How important are vancomycin levels? Not very.... at least as a marker of efficacy. True, higher levels probably are associated with increased nephrotoxicity (above 15 mcg/mL) - Antimicrob Agents Chemother. 2013 ;57:734-44
But the notion that troughs of 15-20 mcg/mL are the holy grail of therapeutic drug monitoring targets is simply not supported by data.
What we know: vancomycin AUC/MIC in the mid 300 to 400s (let's just say > 400) or so range is likely the best PK/PD parameter that predicts therapeutic success (pic 1).
Much of these data come from the early 2000's when typical vancomycin MICs were less than 1 (Clin Infect Dis. 2007;15;44:1536-42 - pic 2).
It turns out that when the MIC is 1 (generally most common these days), the probability of achieving an AUC/MIC of 400 is pretty much equally poor whether the trough is 10-15 or 15-20 (pic 3) but if it is 0.5 or less, the PTA (probability of target attainment is essentially 100% regardless of trough.
the problem with using troughs to predict efficacy is assuming that they're a good surrogate for AUC (which is kind of reason we use troughs since AUC is more difficult to measure). In reality they are not (pic 4).

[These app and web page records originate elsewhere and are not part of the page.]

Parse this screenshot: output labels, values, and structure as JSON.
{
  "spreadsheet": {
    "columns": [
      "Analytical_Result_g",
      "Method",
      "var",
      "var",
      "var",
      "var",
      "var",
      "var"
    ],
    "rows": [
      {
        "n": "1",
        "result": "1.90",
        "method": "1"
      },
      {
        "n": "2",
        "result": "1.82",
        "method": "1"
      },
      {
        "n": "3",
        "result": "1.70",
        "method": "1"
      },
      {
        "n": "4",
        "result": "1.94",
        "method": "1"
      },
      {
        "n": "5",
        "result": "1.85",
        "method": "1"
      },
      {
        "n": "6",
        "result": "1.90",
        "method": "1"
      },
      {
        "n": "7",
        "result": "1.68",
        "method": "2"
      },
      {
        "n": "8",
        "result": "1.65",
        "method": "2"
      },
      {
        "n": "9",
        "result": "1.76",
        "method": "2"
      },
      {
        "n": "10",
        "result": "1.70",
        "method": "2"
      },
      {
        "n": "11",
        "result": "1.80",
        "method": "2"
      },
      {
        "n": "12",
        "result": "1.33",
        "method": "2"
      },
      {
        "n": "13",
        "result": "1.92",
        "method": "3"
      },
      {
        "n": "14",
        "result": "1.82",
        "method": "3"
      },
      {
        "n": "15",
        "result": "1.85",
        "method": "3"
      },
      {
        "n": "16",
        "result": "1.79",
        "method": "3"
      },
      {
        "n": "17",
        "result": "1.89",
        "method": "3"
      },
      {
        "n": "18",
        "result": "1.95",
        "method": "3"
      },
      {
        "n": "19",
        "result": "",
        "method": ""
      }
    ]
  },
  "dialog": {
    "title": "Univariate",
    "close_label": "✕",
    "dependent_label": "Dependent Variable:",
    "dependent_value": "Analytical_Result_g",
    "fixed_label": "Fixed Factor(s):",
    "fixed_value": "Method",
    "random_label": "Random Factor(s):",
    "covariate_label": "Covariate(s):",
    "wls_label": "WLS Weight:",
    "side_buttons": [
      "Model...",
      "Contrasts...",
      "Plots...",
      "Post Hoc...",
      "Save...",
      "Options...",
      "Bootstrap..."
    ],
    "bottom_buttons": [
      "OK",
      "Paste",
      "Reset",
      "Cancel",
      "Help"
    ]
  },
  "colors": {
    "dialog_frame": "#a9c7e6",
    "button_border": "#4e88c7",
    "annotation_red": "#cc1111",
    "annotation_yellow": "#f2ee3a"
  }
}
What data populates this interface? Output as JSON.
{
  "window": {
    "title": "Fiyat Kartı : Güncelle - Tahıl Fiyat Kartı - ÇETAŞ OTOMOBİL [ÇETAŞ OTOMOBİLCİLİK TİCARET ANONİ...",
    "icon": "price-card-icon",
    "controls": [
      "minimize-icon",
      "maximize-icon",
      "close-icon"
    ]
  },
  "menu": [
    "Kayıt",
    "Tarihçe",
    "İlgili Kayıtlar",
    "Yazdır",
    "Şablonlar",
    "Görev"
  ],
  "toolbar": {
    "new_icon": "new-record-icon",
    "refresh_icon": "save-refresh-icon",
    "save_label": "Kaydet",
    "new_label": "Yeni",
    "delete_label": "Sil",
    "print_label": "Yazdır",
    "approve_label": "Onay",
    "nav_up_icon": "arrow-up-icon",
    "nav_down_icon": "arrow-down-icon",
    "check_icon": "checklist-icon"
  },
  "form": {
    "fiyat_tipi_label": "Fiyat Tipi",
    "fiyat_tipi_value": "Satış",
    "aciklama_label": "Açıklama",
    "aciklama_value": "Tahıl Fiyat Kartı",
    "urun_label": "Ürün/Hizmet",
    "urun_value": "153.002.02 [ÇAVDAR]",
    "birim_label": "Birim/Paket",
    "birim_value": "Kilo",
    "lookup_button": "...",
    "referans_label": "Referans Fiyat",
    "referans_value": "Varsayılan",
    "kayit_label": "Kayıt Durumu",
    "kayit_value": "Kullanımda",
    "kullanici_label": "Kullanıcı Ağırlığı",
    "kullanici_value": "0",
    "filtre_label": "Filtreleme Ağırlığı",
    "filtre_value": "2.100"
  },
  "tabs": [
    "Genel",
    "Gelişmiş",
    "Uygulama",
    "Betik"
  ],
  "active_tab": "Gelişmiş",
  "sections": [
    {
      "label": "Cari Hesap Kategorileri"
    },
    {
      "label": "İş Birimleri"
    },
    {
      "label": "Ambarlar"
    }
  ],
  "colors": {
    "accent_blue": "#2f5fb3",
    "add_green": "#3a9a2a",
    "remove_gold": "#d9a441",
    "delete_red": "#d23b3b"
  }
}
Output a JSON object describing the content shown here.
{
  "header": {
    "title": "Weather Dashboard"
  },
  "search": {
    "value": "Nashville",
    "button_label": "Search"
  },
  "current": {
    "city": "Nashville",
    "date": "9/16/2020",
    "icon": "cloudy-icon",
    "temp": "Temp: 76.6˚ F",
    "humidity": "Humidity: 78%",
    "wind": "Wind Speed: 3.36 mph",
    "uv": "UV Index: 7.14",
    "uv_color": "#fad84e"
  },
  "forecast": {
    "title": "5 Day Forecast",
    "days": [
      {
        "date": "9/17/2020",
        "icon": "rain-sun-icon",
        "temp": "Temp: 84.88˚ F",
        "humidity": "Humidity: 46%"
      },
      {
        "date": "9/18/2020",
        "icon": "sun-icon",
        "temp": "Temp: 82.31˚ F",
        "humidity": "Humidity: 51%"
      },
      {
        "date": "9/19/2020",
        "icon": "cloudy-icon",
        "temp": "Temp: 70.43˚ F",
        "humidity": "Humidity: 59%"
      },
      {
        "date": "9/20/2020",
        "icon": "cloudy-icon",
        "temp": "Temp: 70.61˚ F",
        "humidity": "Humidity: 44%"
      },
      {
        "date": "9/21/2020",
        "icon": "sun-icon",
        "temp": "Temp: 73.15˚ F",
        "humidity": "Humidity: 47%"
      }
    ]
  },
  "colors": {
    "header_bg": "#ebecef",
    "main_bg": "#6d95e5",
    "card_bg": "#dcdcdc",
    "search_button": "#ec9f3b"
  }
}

How about some clinical data? Pic 5 (Clin Infect Dis. 2012 Mar 1;54:621-9.) is results from the 2012 vancomycin vs linezolid nosocomial PNA trial: ignore the superiority of linezolid for clinical success and note that the success rate for vancomycin based on day 3 troughs (0-7.9: 48%, 8-12.3: 46%, 12.4-17.4: 45.5%, > 17.4: 45.5%), shocking? Shouldn't be considering the vast majority of MICs was 1 mcg/mL.
What about post-hoc data from the ATTAIN trial with telavancin vs vancomycin? (pic 6), no difference in cure rate regardless of troughs but more nephrotoxicity with higher troughs.
Take home point? patient receiving vancomycin for "severe" MRSA PNA and improving, trough comes back at 13 mcg/mL, why increase the dose?